Nonprofit to Assist K-12 in the EdTech Product Marketplace
With so many edtech service options in the marketplace, K-12 schools often have a difficult time in funding and locating the best products. A new nonprofit consulting group, Technology for Education Consortium (TEC), believes K-12 schools are wasting resources in not effectively researching the best solutions for their students or negotiating properly when buying edtech products.
Founded this year under a seed grant from the Bill and Melinda Gates Foundation, TEC supports the belief that transparency and better information will help schools reduce their expenses and find products that best fit with their systems and student needs.
According to their website, TEC’s mission, “Is to bring transparency, efficiency, and collaboration to K-12 schools engaged in evaluating and purchasing edtech products and services.”

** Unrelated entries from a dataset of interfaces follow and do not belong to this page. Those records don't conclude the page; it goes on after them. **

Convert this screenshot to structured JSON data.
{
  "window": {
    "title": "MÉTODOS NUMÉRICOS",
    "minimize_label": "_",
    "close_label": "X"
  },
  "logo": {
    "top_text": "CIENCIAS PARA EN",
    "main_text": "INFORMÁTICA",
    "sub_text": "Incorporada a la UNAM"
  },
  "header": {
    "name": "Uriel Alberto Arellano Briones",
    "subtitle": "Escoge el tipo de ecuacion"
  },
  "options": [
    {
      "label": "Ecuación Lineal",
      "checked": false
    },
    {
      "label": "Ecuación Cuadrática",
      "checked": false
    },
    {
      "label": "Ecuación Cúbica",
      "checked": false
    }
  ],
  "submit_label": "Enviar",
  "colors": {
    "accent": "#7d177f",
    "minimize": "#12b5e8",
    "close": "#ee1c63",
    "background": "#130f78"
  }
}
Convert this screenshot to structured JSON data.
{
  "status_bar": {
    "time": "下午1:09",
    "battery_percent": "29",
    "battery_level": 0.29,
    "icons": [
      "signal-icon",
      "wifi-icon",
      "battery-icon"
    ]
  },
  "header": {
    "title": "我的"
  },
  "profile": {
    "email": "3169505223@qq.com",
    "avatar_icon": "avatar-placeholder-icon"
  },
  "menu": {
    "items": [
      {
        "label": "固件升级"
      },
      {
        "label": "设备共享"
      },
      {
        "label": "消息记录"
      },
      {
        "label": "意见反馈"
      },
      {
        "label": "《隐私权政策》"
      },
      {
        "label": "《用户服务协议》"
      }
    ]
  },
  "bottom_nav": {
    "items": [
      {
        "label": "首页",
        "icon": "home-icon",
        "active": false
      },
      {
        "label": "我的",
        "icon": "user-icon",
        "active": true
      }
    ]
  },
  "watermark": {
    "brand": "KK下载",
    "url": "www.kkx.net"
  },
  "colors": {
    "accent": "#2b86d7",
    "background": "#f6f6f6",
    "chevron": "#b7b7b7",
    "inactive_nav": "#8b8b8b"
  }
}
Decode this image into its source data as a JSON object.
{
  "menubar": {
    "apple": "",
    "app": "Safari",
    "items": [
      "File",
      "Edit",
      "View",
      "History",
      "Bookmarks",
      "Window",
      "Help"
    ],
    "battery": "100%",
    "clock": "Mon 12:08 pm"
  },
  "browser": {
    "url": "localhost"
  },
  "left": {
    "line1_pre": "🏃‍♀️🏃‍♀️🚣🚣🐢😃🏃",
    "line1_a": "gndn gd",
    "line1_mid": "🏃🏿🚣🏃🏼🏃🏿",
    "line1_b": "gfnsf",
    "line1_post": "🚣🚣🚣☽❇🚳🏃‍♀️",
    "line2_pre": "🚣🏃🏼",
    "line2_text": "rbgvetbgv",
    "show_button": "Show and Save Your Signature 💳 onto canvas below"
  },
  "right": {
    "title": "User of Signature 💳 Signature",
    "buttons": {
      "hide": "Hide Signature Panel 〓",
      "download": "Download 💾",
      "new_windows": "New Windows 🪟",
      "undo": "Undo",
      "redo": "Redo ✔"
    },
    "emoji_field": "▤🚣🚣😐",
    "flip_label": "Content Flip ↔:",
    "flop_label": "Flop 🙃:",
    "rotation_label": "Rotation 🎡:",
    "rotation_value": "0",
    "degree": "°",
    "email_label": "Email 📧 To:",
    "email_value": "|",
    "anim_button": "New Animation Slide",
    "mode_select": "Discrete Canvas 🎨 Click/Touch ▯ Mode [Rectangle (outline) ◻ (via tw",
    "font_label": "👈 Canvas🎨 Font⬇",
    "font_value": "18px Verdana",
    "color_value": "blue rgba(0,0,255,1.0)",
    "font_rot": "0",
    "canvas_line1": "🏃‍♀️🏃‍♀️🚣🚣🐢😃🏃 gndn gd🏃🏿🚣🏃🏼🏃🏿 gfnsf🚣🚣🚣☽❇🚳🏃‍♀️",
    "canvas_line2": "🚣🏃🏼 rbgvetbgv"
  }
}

The nonprofit is co-founded by Hal Friedlander, former Chief Information Officer for the New York City Department of Education and Celina Morgan-Standard who has consulted for EdTech solutions and companies.

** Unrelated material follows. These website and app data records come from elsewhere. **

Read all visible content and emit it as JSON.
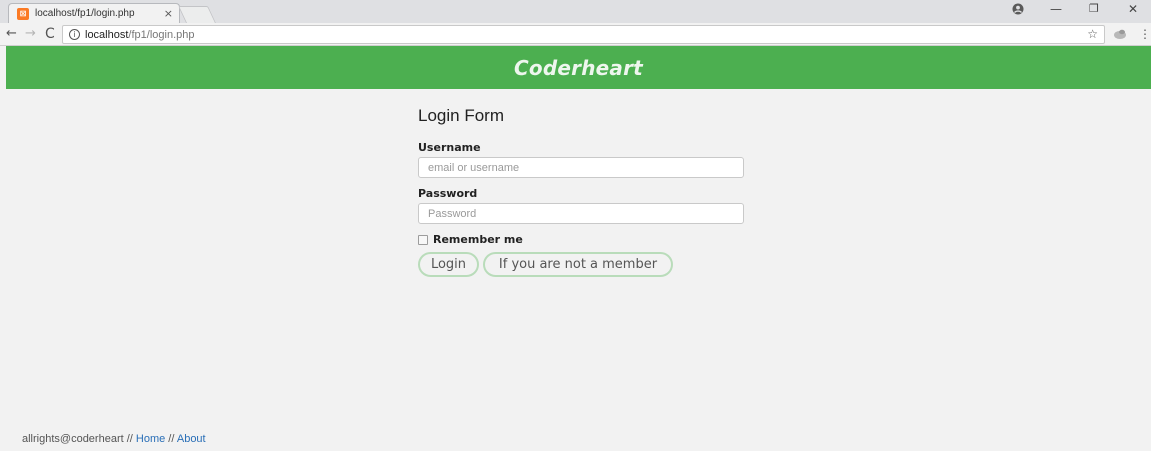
{
  "browser": {
    "tab_title": "localhost/fp1/login.php",
    "tab_favicon": "xampp-favicon-icon",
    "tab_close": "×",
    "url_host": "localhost",
    "url_path": "/fp1/login.php",
    "back_glyph": "←",
    "forward_glyph": "→",
    "reload_glyph": "C",
    "info_glyph": "i",
    "star_glyph": "☆",
    "menu_glyph": "⋮",
    "min_glyph": "—",
    "max_glyph": "❐",
    "close_glyph": "✕"
  },
  "header": {
    "logo": "Coderheart",
    "bg_color": "#4caf50"
  },
  "form": {
    "title": "Login Form",
    "username_label": "Username",
    "username_value": "",
    "username_placeholder": "email or username",
    "password_label": "Password",
    "password_value": "",
    "password_placeholder": "Password",
    "remember_label": "Remember me",
    "remember_checked": false,
    "login_button": "Login",
    "member_button": "If you are not a member"
  },
  "footer": {
    "copyright": "allrights@coderheart // ",
    "home_link": "Home",
    "separator": " // ",
    "about_link": "About"
  }
}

Friedlander, Morgan-Standard, and board member Harold Levy spoke at a panel on Tuesday at SXSWedu on the importance of collaborating with K-12 schools in analyzing the edtech market.
According to the panel summary, “American K-12 schools spend over $20 billion annually on instructional materials for students. This money is often spent without any measure of the impact on students.”
There is much concern that it can lead to schools wasting public funds and students using products or curriculum that is substandard, leading to a diminished edtech marketplace where the best services are passed over.
Nate Leese is an Emerson College senior journalism student focusing on long term photography projects and visual media. Growing up a third culture kid he enjoys learning about relationships between cultures during times of change.